There should have been a discussion and an action plan should have been finalised before destroying the heritage structures, Dhir maintained.
After demolition of the Emar Mutt, several underground rooms beneath the site were discovered, which had created a sensation. However, experts say that all such matha buildings did have these structures to store grains. In 2011, the mutt had come into the spotlight after 522 silver slabs weighing 18 tonnes and valued at about Rs 90 crore were discovered from wooden containers closed by brick walls.
Dhir said the Mutts of Puri have traditionally served as a primary locus for the generation and preservation of Jagannath culture, both material and intellectual. They were not only centers of scholasticism; they were also centers for the study of painting, sculpture, music, dance, chant and ritual. They were the repositories of the treasures of Hindu art and had libraries of palm leaf manuscripts and books.
The demolition drive has also enraged wildlife conservationists as many bats could be seen flying out after the demolition.
“There are reports that about 1,000 bats are going to be deprived of their traditional roosting site in Emar Matha building near Lord Jagannath Temple of Puri,” said Biswajit Mohnaty, secretary of the Wildlife Society of Odisha.
Two species of bats (Otomops Wroughtoni and Latidens Salimalii) are protected under Part I of Schedule I of Wildlife Protection Act (WPA),1972.
“We need to identify if this population has bats from these two species. If yes, they deserve the highest level of protection under the law. Destruction of roosting/nesting sites of any of the protected species is an offence under the WPA. Hence, we request the district administration to halt demolition until the site is surveyed and steps are taken to provide a safe roosting/nesting site for the endangered bats,” Mohanty added.
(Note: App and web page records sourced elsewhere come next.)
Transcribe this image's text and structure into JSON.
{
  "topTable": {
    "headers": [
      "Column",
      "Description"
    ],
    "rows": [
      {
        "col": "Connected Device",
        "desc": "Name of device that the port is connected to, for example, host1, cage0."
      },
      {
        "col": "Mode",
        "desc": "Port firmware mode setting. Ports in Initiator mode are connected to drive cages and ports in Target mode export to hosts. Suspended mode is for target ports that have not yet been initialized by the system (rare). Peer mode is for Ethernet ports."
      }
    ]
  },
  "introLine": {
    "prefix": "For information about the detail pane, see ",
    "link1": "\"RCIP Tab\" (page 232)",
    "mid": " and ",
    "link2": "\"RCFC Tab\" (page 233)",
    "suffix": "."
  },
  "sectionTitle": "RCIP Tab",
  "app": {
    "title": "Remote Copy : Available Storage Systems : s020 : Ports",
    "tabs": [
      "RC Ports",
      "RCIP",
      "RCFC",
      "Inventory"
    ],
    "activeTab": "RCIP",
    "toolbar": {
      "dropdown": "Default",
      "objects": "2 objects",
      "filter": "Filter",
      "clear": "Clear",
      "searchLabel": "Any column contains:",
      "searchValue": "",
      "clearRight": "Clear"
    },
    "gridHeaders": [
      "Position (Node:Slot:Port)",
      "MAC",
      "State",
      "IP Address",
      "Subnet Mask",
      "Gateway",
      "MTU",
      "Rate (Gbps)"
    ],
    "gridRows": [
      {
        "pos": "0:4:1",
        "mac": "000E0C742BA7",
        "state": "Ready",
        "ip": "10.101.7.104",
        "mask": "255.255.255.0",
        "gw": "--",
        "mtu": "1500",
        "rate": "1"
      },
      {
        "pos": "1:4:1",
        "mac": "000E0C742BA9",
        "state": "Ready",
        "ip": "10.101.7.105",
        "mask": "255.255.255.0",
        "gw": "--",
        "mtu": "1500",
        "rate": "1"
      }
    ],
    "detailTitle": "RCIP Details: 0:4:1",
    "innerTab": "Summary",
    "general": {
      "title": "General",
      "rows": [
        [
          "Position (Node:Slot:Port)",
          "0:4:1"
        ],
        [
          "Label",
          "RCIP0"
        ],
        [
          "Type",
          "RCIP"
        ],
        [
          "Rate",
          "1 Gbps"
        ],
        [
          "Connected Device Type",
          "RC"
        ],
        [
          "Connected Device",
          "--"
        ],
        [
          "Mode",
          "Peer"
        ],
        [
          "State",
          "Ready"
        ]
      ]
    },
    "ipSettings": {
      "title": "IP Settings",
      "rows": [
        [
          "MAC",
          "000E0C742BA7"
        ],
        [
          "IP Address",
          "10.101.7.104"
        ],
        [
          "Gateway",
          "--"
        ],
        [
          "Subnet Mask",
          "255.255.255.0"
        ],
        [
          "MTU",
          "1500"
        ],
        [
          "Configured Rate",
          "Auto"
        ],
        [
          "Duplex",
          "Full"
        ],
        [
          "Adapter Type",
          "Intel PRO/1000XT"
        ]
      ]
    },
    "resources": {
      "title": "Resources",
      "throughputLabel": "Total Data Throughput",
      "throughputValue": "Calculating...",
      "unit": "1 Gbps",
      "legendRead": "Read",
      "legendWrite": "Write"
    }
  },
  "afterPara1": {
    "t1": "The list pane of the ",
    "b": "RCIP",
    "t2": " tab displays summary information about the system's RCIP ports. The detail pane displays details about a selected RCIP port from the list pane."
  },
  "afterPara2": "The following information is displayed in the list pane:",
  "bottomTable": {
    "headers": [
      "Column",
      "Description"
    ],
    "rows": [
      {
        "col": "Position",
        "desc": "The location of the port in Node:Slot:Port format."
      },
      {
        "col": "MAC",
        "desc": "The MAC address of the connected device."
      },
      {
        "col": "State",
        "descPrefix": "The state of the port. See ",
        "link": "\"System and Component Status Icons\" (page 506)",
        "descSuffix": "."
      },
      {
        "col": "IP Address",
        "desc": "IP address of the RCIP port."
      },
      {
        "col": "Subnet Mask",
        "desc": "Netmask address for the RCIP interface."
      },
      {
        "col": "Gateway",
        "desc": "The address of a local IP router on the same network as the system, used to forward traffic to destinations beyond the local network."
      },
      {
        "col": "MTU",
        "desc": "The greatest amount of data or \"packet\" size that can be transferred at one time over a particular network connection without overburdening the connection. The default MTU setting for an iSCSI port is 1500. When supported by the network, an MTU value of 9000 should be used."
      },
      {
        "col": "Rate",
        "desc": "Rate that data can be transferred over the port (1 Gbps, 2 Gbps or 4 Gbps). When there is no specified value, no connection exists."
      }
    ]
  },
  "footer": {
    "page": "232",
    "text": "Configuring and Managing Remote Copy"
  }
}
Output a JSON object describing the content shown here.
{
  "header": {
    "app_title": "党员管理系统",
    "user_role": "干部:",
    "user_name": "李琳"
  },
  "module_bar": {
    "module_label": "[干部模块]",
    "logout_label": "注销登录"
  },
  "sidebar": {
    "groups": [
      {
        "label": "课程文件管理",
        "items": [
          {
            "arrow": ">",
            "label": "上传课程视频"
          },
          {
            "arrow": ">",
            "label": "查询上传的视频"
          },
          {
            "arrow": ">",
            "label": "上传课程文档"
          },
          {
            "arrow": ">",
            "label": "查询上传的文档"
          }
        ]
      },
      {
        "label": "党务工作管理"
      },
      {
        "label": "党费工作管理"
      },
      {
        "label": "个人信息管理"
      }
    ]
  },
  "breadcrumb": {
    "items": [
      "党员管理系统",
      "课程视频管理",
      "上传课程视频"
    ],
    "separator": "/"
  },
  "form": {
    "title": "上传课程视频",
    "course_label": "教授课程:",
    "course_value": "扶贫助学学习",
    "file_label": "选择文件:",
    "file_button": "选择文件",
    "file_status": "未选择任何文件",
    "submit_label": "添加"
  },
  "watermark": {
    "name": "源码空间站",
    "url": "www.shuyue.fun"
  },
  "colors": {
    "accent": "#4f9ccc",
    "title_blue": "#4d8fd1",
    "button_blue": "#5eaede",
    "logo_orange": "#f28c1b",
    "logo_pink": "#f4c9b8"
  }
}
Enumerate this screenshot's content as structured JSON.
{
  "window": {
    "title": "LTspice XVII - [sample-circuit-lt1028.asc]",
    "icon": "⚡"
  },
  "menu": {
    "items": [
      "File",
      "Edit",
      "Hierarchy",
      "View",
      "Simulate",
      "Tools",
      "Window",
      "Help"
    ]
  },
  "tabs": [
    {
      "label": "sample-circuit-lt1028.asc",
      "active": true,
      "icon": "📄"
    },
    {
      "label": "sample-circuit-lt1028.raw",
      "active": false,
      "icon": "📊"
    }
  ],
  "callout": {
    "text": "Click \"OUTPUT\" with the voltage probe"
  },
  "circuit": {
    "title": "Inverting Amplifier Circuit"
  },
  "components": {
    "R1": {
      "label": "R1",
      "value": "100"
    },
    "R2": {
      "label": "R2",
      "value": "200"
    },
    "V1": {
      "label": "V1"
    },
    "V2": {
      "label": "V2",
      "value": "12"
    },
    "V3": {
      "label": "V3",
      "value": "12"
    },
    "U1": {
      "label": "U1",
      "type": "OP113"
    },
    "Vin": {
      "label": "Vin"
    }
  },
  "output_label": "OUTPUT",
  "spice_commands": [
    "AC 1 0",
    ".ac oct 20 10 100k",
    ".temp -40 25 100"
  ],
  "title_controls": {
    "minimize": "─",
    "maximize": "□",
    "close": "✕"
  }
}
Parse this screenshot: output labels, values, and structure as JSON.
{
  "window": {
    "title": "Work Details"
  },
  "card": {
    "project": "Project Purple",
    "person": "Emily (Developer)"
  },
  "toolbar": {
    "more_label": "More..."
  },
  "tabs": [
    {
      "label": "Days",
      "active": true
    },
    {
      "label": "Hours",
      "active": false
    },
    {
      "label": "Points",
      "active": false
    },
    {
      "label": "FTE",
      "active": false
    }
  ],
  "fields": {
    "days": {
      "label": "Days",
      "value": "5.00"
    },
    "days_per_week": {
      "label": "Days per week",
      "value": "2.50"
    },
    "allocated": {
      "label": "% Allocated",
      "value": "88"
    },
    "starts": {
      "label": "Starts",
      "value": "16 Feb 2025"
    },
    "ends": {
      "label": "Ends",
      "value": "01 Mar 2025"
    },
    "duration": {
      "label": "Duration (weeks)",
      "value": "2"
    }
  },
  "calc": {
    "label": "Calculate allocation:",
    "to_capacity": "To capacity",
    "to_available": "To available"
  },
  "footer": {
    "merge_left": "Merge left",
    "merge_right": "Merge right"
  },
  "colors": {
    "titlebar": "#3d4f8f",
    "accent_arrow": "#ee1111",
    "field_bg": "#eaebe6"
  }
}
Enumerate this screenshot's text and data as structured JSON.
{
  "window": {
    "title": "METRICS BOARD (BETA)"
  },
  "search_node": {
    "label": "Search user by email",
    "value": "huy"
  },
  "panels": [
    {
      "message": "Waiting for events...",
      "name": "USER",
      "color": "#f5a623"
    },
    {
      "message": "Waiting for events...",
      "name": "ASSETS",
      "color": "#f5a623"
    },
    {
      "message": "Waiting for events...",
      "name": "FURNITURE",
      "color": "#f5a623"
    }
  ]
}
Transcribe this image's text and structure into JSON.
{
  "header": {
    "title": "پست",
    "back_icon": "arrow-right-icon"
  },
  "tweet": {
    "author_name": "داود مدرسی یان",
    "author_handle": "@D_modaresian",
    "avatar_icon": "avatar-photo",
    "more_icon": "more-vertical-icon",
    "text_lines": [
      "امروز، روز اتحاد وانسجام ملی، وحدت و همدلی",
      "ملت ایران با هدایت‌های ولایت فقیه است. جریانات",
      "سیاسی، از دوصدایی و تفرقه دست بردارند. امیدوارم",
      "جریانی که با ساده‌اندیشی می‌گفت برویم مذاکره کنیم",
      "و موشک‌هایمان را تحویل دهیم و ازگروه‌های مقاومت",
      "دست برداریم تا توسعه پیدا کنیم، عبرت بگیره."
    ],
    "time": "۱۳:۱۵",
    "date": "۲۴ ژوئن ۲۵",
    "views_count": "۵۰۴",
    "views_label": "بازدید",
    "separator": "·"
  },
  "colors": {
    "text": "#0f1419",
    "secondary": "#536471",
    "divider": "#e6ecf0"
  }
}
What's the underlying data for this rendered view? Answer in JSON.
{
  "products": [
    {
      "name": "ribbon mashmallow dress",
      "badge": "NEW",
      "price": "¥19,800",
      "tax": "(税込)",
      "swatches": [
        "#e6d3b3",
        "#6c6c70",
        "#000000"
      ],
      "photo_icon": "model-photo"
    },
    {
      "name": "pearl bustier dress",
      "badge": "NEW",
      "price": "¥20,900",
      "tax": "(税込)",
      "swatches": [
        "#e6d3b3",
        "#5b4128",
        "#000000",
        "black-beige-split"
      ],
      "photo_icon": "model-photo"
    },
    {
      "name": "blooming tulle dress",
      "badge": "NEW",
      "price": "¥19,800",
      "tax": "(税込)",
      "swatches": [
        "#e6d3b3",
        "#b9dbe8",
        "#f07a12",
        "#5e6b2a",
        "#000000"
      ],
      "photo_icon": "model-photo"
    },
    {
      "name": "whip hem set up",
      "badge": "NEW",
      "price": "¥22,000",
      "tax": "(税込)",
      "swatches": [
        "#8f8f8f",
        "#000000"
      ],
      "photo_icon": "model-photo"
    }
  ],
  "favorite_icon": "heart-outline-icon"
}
Wildlife Society has urged the government to acknowledge the urgency of the situation and issue directions to the concerned authorities not to harm the roosting site.
The government’s plans appear to be more about re-jigging the area for tourism and economic activity. The huge and irreparable cost in terms of undermining cultural heritage seems to be something that the officials do not fully appreciate.
The building of the mutt, which is demolished, was built sometime in 1790-1800 during the Maratha occupation of Puri. The present Mutt had all features of the Kalingan architecture. There were no external decorative features except for the carved doorjambs.
The walls had faded murals; which had been painted over a multitude of times. The perfectly arched entrances were decorated with animal, bird and vegetative motifs. Wooden palkis, also known as Vimanas, occupied the corners, their curved bamboo poles struck high up near the roof. These and other furnitures were made of the dark and hardy rosewood, locally knows as sissoo, which lasted for centuries.
In medieval times, the pilgrim town of Puri had a very few inns, most of which were too expensive for travellers and the poor to stay in. The mutts then offered the poor people shelter for a few nights.
The mutt had huge collection of artefacts, vestiges of the various rituals and ceremonies. They had large cooking vessels made of copper and brass in which food for hundreds of devotees was cooked during the Rath Yatra and other festivals. One wonders what happened to all of these, how many could be saved and how many were let to crumble under the debris.
However, the supporters of state administration’s move maintain that cleaning up of one of the four Dhams (four holy sites in Hinduism) is a bold move and will set an example for the rest to follow.
In the wake of this ongoing drive, future of these mutts remains doubtful. While visitors to the temple town can look forward to a clean and beautified place around the temple, something very valuable from Odisha’s heritage being lost and nothing is being done about it.